Print out the complete set of records below, exactly as they read.

(Beginning of ENTRIES PROVIDED)

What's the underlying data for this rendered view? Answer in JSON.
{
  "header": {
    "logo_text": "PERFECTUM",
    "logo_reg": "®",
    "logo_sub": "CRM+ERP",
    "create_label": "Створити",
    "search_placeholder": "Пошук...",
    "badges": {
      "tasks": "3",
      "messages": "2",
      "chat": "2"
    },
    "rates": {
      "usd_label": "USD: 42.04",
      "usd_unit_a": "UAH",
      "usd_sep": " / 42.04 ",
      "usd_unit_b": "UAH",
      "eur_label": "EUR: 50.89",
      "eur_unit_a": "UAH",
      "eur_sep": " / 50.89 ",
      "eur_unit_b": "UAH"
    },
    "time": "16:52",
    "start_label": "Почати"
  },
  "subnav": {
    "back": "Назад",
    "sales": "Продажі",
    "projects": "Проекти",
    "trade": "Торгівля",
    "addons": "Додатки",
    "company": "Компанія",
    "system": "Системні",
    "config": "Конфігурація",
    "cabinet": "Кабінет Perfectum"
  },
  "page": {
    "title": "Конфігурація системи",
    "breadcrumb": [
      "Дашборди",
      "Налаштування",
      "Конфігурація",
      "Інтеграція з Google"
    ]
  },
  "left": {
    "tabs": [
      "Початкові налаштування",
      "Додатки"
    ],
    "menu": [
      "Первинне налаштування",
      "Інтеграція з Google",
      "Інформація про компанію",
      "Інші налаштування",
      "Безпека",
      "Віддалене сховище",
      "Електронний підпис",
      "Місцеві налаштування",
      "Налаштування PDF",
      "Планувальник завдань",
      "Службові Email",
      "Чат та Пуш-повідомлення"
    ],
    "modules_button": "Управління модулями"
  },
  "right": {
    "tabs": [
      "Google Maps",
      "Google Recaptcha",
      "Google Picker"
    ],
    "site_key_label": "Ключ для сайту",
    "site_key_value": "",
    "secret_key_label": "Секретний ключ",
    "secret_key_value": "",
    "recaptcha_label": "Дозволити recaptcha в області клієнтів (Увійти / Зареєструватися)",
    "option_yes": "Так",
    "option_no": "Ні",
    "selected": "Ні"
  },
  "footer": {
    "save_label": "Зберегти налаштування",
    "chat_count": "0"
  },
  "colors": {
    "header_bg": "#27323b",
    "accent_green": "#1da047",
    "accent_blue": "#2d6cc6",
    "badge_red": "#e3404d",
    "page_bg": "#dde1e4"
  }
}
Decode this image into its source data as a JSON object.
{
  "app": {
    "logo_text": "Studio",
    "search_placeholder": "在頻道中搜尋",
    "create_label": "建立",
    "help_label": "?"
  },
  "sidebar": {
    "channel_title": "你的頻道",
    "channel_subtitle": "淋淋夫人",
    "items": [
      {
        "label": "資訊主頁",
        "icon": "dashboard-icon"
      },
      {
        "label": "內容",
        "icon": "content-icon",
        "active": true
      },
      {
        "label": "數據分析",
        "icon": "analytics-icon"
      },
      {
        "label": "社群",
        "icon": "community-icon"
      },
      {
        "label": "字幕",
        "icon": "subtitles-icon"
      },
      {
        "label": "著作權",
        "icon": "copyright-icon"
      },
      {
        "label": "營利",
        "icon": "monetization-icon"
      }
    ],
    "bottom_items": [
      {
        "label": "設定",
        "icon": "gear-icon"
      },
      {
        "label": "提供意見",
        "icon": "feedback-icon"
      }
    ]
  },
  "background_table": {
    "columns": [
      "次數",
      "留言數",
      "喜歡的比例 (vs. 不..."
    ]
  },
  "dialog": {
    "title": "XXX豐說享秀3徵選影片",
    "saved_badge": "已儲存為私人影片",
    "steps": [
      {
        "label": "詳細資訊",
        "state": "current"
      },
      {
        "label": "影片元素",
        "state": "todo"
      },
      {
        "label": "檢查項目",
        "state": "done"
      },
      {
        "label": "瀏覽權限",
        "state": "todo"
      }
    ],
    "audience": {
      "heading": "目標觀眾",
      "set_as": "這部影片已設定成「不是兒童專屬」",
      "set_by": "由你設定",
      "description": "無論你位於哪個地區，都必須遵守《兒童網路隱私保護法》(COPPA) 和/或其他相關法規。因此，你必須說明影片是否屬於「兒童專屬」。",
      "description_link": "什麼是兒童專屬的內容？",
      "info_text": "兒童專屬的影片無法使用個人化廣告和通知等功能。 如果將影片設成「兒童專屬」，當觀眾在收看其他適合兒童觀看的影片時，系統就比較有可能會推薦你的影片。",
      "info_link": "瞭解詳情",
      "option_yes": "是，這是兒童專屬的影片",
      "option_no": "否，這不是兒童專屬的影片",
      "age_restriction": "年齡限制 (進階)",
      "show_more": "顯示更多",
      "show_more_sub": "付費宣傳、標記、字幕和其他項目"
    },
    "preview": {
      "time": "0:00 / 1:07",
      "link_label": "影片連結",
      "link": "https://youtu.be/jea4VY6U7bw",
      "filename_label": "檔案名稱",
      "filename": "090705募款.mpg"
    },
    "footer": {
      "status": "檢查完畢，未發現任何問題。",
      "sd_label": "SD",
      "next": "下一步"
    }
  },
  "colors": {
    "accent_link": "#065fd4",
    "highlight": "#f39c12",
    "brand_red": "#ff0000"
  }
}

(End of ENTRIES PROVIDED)

_ANSWER BOX_
What's the underlying data for this rendered view? Answer in JSON.
{
  "header": {
    "logo_text": "PERFECTUM",
    "logo_reg": "®",
    "logo_sub": "CRM+ERP",
    "create_label": "Створити",
    "search_placeholder": "Пошук...",
    "badges": {
      "tasks": "3",
      "messages": "2",
      "chat": "2"
    },
    "rates": {
      "usd_label": "USD: 42.04",
      "usd_unit_a": "UAH",
      "usd_sep": " / 42.04 ",
      "usd_unit_b": "UAH",
      "eur_label": "EUR: 50.89",
      "eur_unit_a": "UAH",
      "eur_sep": " / 50.89 ",
      "eur_unit_b": "UAH"
    },
    "time": "16:52",
    "start_label": "Почати"
  },
  "subnav": {
    "back": "Назад",
    "sales": "Продажі",
    "projects": "Проекти",
    "trade": "Торгівля",
    "addons": "Додатки",
    "company": "Компанія",
    "system": "Системні",
    "config": "Конфігурація",
    "cabinet": "Кабінет Perfectum"
  },
  "page": {
    "title": "Конфігурація системи",
    "breadcrumb": [
      "Дашборди",
      "Налаштування",
      "Конфігурація",
      "Інтеграція з Google"
    ]
  },
  "left": {
    "tabs": [
      "Початкові налаштування",
      "Додатки"
    ],
    "menu": [
      "Первинне налаштування",
      "Інтеграція з Google",
      "Інформація про компанію",
      "Інші налаштування",
      "Безпека",
      "Віддалене сховище",
      "Електронний підпис",
      "Місцеві налаштування",
      "Налаштування PDF",
      "Планувальник завдань",
      "Службові Email",
      "Чат та Пуш-повідомлення"
    ],
    "modules_button": "Управління модулями"
  },
  "right": {
    "tabs": [
      "Google Maps",
      "Google Recaptcha",
      "Google Picker"
    ],
    "site_key_label": "Ключ для сайту",
    "site_key_value": "",
    "secret_key_label": "Секретний ключ",
    "secret_key_value": "",
    "recaptcha_label": "Дозволити recaptcha в області клієнтів (Увійти / Зареєструватися)",
    "option_yes": "Так",
    "option_no": "Ні",
    "selected": "Ні"
  },
  "footer": {
    "save_label": "Зберегти налаштування",
    "chat_count": "0"
  },
  "colors": {
    "header_bg": "#27323b",
    "accent_green": "#1da047",
    "accent_blue": "#2d6cc6",
    "badge_red": "#e3404d",
    "page_bg": "#dde1e4"
  }
}
Decode this image into its source data as a JSON object.
{
  "app": {
    "logo_text": "Studio",
    "search_placeholder": "在頻道中搜尋",
    "create_label": "建立",
    "help_label": "?"
  },
  "sidebar": {
    "channel_title": "你的頻道",
    "channel_subtitle": "淋淋夫人",
    "items": [
      {
        "label": "資訊主頁",
        "icon": "dashboard-icon"
      },
      {
        "label": "內容",
        "icon": "content-icon",
        "active": true
      },
      {
        "label": "數據分析",
        "icon": "analytics-icon"
      },
      {
        "label": "社群",
        "icon": "community-icon"
      },
      {
        "label": "字幕",
        "icon": "subtitles-icon"
      },
      {
        "label": "著作權",
        "icon": "copyright-icon"
      },
      {
        "label": "營利",
        "icon": "monetization-icon"
      }
    ],
    "bottom_items": [
      {
        "label": "設定",
        "icon": "gear-icon"
      },
      {
        "label": "提供意見",
        "icon": "feedback-icon"
      }
    ]
  },
  "background_table": {
    "columns": [
      "次數",
      "留言數",
      "喜歡的比例 (vs. 不..."
    ]
  },
  "dialog": {
    "title": "XXX豐說享秀3徵選影片",
    "saved_badge": "已儲存為私人影片",
    "steps": [
      {
        "label": "詳細資訊",
        "state": "current"
      },
      {
        "label": "影片元素",
        "state": "todo"
      },
      {
        "label": "檢查項目",
        "state": "done"
      },
      {
        "label": "瀏覽權限",
        "state": "todo"
      }
    ],
    "audience": {
      "heading": "目標觀眾",
      "set_as": "這部影片已設定成「不是兒童專屬」",
      "set_by": "由你設定",
      "description": "無論你位於哪個地區，都必須遵守《兒童網路隱私保護法》(COPPA) 和/或其他相關法規。因此，你必須說明影片是否屬於「兒童專屬」。",
      "description_link": "什麼是兒童專屬的內容？",
      "info_text": "兒童專屬的影片無法使用個人化廣告和通知等功能。 如果將影片設成「兒童專屬」，當觀眾在收看其他適合兒童觀看的影片時，系統就比較有可能會推薦你的影片。",
      "info_link": "瞭解詳情",
      "option_yes": "是，這是兒童專屬的影片",
      "option_no": "否，這不是兒童專屬的影片",
      "age_restriction": "年齡限制 (進階)",
      "show_more": "顯示更多",
      "show_more_sub": "付費宣傳、標記、字幕和其他項目"
    },
    "preview": {
      "time": "0:00 / 1:07",
      "link_label": "影片連結",
      "link": "https://youtu.be/jea4VY6U7bw",
      "filename_label": "檔案名稱",
      "filename": "090705募款.mpg"
    },
    "footer": {
      "status": "檢查完畢，未發現任何問題。",
      "sd_label": "SD",
      "next": "下一步"
    }
  },
  "colors": {
    "accent_link": "#065fd4",
    "highlight": "#f39c12",
    "brand_red": "#ff0000"
  }
}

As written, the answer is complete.